The concept of “singular view” emerged as a need for customer service
A lot of businesses are pursuing the dream of a “singular view” of their customer; it is widely believed to give “competitive” / “first-mover” advantage in the marketing arena. The IT departments are excited because this is eminently do-able since the technology exists; many have already claimed success. But first it is important to understand that the concept emerged as a need for customer service; as a customer called for service, the responding agent could see all the transactions, call history, demographics, security questions etc.; this made the resolution faster and smoother.
As marketers realized that this could be extended to understand the customer in a holistic perspective, they started to look at it as a means towards personalized and targeted campaign(s). It is this application of the concept that we will examine here.
A lot of progress has indeed been made, thanks to the advances in Information Technology. Many financial institutions, social media companies, advertising houses, and retailers can see all the activity of a specific individual. Most of it is what happens within their own ecosystem that includes group of companies and business partners. Eventually, they want to see everything about the individual customer. Progress has been made towards that end with collation of data from public and private sources/subscriptions. Indeed the dawn of Big Data and AI have made this a little simpler, even enabled discovery of non-intuitive facts: for example the number of pets, children, and grocery runs per week, zip/ pin code, etc. can tell us whether a specific individual is likely to buy the next model of the Smartphone. Reportedly, there are over five-hundred data points available for every human being in this world. And this can help in identifying the patterns of each individual behavior, within a margin of error. And this margin of error is sometimes statistically significant.

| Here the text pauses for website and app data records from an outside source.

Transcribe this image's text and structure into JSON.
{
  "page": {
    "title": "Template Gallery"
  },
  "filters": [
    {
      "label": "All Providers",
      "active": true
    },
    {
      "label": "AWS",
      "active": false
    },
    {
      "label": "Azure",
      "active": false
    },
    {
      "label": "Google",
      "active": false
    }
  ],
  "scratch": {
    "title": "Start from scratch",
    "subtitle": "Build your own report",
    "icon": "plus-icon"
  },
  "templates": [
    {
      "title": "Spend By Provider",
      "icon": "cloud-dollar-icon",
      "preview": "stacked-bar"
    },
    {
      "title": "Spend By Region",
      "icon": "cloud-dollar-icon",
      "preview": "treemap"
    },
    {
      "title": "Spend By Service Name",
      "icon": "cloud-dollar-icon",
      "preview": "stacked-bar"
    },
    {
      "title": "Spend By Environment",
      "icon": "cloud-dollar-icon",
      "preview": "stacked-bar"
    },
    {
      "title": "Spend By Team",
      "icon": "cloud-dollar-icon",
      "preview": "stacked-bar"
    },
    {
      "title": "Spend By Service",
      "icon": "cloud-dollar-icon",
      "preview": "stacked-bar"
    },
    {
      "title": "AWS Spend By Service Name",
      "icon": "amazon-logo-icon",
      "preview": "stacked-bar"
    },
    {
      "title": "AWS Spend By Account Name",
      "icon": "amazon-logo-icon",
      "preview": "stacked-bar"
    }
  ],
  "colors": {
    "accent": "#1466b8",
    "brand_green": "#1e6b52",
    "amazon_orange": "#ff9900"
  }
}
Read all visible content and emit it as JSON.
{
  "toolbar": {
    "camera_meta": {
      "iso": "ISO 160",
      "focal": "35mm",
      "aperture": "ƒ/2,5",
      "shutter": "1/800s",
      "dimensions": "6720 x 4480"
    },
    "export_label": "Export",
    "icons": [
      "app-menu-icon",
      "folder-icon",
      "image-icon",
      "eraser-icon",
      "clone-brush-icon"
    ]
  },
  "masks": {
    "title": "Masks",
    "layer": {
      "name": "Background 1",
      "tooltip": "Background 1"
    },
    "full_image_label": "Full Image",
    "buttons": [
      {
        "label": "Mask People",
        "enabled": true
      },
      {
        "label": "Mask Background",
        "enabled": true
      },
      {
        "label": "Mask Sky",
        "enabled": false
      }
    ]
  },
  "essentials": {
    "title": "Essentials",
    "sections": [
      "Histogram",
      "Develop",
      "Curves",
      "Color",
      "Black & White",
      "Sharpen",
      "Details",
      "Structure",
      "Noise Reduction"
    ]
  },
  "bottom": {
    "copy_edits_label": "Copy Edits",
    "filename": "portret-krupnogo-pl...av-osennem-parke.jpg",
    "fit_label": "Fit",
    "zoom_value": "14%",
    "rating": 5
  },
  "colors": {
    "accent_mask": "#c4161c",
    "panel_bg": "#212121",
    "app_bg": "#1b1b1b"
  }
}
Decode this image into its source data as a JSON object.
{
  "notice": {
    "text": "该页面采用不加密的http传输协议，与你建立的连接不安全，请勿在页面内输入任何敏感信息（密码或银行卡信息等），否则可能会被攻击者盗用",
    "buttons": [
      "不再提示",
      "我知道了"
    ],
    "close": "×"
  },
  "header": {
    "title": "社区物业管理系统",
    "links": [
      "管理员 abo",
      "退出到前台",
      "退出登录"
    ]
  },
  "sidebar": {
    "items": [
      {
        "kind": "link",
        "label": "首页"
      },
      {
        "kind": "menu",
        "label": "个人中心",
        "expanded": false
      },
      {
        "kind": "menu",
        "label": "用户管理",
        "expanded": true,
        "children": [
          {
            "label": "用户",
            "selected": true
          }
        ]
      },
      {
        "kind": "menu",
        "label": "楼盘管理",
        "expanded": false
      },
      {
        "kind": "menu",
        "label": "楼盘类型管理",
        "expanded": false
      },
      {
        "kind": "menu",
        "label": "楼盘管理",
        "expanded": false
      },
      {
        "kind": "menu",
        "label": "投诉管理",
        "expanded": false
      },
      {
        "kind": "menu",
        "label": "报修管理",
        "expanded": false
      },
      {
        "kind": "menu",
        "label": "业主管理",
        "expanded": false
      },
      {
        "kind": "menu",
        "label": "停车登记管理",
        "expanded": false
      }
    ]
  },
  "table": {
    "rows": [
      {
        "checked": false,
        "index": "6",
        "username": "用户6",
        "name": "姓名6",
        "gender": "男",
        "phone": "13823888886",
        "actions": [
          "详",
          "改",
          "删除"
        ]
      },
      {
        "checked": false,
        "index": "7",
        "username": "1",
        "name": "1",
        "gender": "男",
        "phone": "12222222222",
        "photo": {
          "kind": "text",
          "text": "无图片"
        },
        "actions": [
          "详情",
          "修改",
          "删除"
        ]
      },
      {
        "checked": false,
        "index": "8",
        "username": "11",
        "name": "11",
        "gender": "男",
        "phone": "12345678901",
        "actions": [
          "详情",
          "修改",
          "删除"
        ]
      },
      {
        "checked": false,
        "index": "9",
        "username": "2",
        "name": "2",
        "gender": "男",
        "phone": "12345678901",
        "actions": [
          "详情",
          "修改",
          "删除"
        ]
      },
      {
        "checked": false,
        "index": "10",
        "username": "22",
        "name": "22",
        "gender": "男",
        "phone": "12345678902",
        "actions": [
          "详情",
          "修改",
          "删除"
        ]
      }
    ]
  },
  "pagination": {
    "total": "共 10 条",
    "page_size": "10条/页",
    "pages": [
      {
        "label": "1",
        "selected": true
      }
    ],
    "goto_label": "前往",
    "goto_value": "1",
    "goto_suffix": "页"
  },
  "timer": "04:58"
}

The main problem is that the individual customer does not have this (elusive) “singular view” of him/herself; so how can an outside entity. Advances in Information Technology have taken us from segmentation (where margin of error was in double digits) to micro-segmentation (with the margin of error being in single digits). In a remarkable feat, marketers can now run thousands of micro-campaigns, each one tailored to specific behavioral prediction. The key word here is thousands. So the game now has changed to that of machine-gun firing instead of carpet bombing; a machine gun that simultaneously fires various flavors into a crowd.
This is even more necessitated by the consumer occasionally defying and/or modifying his/her own “singular view.” The whole approach is complicated by the inevitable and unpredictable shift in preferences; think of what a phone instrument is perceived as capable of doing today. Changes like this force the thousands of consumer micro-segments being abandoned and thousands new being born or redefined. Theoretically, technology makes this massive shift possible. But one is yet to see large-scale success stories, probably because the science is still evolving. And also because not many consumables can be offered in thousands of variations.
So the game really becomes about Least Common Denominator (LCD). Then a selected LCD group of micro-segments can be offered one of the (dozen possible) variation of the consumable. And then it is no longer a “singular view.” We are now saying that “singular view” is useful only to aggregate it back using multiple dimensions and placing an individual customer into multiple buckets depending on the context. So, the “singular view” is nothing but a group of labels (aggregation of a subset of multiple attributes).
The challenge for Information Technology remains. It is still not practical to meaningfully “use” a real “singular view.” The technology tools are there, but their usage is suspect. IT needs to re-look at this concept and work with business to define a different, usable concept. Till then, the chase is only seeking a promise that is not practical.
The author managed large IT organizations for global players like MasterCard and Reliance, as well as lean IT organizations for startups, with experience in financial and retail technologies